The good news is your law firm can prevent becoming a victim of a BEC scam. We’ve put together a few steps for you to take to protect your law firm from a BEC scam.
- Strong password policy – the longer the password the better. Use UPPER CASE, lower case, numbers, and special characters. Use a password manager. AND NEVER REUSE passwords
- MFA – Configure two-factor or multi-factor authentication on all email accounts (and every other account for that matter). If possible do not use SMS for MFA.
- Monitor email logins – set up alerts and/or logging for email logins. If a login looks suspicious (ie. Logging in from an area the user is not in) investigate. Routinely check log in attempts to understand where potential compromises may be coming from.

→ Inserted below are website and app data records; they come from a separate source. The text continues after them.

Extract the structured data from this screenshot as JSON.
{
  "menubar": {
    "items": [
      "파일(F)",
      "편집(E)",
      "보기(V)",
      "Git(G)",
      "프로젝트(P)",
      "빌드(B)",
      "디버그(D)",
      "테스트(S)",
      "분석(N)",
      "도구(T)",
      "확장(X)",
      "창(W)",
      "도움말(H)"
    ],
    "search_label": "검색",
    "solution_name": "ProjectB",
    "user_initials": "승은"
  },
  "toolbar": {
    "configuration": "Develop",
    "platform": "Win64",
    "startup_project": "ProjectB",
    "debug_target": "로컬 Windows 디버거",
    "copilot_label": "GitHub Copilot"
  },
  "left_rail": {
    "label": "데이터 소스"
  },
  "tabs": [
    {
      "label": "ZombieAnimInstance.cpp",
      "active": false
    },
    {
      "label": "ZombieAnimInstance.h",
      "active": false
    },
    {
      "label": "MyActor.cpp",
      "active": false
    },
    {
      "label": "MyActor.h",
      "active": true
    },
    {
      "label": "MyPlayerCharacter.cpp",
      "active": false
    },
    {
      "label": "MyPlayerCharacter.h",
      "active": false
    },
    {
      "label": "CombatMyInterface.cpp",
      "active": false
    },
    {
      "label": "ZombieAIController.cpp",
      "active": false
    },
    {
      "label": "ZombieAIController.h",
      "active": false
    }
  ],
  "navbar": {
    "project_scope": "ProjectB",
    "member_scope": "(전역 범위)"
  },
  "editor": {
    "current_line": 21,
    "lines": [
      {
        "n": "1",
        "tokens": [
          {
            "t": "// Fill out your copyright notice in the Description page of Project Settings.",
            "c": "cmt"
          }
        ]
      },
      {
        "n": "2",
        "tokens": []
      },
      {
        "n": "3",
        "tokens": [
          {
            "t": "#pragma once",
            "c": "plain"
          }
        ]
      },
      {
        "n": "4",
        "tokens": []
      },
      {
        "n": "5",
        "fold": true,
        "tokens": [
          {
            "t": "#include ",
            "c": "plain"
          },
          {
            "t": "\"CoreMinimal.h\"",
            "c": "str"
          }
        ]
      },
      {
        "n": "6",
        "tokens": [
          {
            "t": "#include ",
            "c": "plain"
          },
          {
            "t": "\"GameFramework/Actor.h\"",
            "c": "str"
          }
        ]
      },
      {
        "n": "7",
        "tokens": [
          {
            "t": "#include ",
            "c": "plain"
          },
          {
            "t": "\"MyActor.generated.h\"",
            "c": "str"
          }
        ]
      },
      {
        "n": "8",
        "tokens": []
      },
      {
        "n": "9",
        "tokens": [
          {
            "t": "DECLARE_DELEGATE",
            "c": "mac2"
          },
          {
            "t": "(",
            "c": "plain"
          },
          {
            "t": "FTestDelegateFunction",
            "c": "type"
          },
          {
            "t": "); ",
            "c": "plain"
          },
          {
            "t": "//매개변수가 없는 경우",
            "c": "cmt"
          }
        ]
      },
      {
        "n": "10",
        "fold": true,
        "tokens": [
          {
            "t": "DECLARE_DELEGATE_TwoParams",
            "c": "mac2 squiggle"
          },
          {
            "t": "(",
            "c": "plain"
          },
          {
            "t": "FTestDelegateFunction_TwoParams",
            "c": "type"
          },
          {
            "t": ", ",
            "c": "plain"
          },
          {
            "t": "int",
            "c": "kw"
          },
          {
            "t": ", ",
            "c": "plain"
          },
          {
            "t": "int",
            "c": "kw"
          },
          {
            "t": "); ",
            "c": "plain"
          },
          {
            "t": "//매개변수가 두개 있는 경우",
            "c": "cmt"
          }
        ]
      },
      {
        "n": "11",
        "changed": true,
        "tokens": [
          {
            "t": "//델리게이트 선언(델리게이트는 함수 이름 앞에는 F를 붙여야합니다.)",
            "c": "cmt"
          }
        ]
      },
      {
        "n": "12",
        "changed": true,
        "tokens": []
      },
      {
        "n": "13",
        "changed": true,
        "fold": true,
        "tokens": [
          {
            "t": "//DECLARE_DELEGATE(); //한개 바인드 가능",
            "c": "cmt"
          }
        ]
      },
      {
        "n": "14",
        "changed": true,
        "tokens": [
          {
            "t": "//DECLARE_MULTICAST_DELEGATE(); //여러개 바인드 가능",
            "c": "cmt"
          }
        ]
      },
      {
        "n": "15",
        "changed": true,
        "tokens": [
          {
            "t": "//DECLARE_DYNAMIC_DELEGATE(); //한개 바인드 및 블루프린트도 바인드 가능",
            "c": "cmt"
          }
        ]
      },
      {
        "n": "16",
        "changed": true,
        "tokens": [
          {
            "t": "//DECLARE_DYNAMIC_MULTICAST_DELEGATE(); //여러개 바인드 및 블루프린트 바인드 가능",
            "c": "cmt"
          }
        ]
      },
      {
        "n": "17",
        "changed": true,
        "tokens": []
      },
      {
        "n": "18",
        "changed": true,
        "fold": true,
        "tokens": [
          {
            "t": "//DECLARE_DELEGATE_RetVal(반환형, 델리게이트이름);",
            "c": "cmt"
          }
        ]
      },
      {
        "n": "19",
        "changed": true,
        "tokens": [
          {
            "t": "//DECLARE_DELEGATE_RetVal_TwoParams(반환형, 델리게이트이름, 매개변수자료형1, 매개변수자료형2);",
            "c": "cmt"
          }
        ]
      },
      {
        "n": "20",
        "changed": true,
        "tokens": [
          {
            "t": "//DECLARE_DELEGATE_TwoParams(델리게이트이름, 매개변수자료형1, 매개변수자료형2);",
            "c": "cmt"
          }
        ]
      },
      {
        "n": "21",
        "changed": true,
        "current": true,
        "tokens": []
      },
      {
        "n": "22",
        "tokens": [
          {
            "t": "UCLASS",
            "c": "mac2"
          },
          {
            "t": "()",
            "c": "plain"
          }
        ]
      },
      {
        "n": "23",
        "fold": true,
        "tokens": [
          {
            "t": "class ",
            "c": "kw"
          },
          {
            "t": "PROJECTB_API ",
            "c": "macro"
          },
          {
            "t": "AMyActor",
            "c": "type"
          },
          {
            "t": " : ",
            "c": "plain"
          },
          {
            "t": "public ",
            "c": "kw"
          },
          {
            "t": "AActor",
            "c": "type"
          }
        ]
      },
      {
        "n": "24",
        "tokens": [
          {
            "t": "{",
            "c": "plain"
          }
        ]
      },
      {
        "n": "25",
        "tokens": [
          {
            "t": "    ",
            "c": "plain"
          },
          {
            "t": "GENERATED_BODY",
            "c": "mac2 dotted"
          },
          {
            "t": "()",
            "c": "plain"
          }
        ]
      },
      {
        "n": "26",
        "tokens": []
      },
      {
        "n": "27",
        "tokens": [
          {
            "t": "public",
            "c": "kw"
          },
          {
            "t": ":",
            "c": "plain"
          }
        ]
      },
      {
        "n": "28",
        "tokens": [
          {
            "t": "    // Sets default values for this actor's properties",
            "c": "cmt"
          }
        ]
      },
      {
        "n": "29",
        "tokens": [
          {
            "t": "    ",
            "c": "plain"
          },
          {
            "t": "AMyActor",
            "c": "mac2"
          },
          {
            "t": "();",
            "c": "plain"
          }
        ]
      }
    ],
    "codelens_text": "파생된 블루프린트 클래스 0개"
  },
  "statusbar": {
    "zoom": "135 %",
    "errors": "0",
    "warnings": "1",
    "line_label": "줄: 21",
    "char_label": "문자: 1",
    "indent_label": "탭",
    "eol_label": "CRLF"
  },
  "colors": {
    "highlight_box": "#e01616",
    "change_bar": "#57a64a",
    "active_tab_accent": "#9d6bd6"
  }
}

- Verify payment details using alternative methods (phone). If the accounts receivable is asking for payment via a different method call the authorized person to verify. Never reply to the email or call a different phone number than the one you have on record. Make sure you have an individual on your team designated as the authorized person for payment details.
- Set up SPF, DMARC, and DKIM on your email to prevent spoofing. When correctly configured these DNS records will prevent spoofing of your email account.
- DON’T USE POP/IMAP or FREE EMAIL – this shouldn’t have to be stated but it still happens all too often. It’s a bad security practice. It’s bad for branding. It’s borderline non-compliant for law firms.
- Immediately disable email and access for terminated employees – leaving an email or other access available to an ex-employee is very dangerous. There are numerous stories of what can happen if access is not removed immediately.
- Do not click links or open attachments that are sent unsolicited. Adding security software that scans attachments and blocks phishing sites is highly recommended.
- Utilize anti-phishing software to identify external and unrecognized email addresses. Include a reporting feature.
- Make sure you clearly instruct all involved in financial transactions on the who, what, where, and how. Clearly identified internal and external processes can prevent financial loss.
Some businesses go as far as to not allow external email or only allow email from specific domains. This is difficult for a smaller business trying to grow as you may miss out on potential business, but certainly makes sense in an enterprise environment where not all employees need to communicate externally.
Final Thoughts BEC Scams Targeting Law Firms
Law firms are almost always involved in financial transactions. Real Estate Attorneys, Personal Injury Attorneys, Estate Planning Attorneys, and others are involved in large financial transactions. If these transactions are interrupted by someone stepping into the conversation unbeknownst to the lawyers and clients, the financial loss can be tremendous.
If you do become a victim of a BEC scam it’s very important to report it. This can help you potentially recover the stolen funds but will also help prevent other law firms from BEC scams by the same cybercriminals.
You can report it at https://bec.ic3.gov/.
If you would like to discuss your business’s technology challenges, click here.Get our Free eBook Business Continuity for Law Firms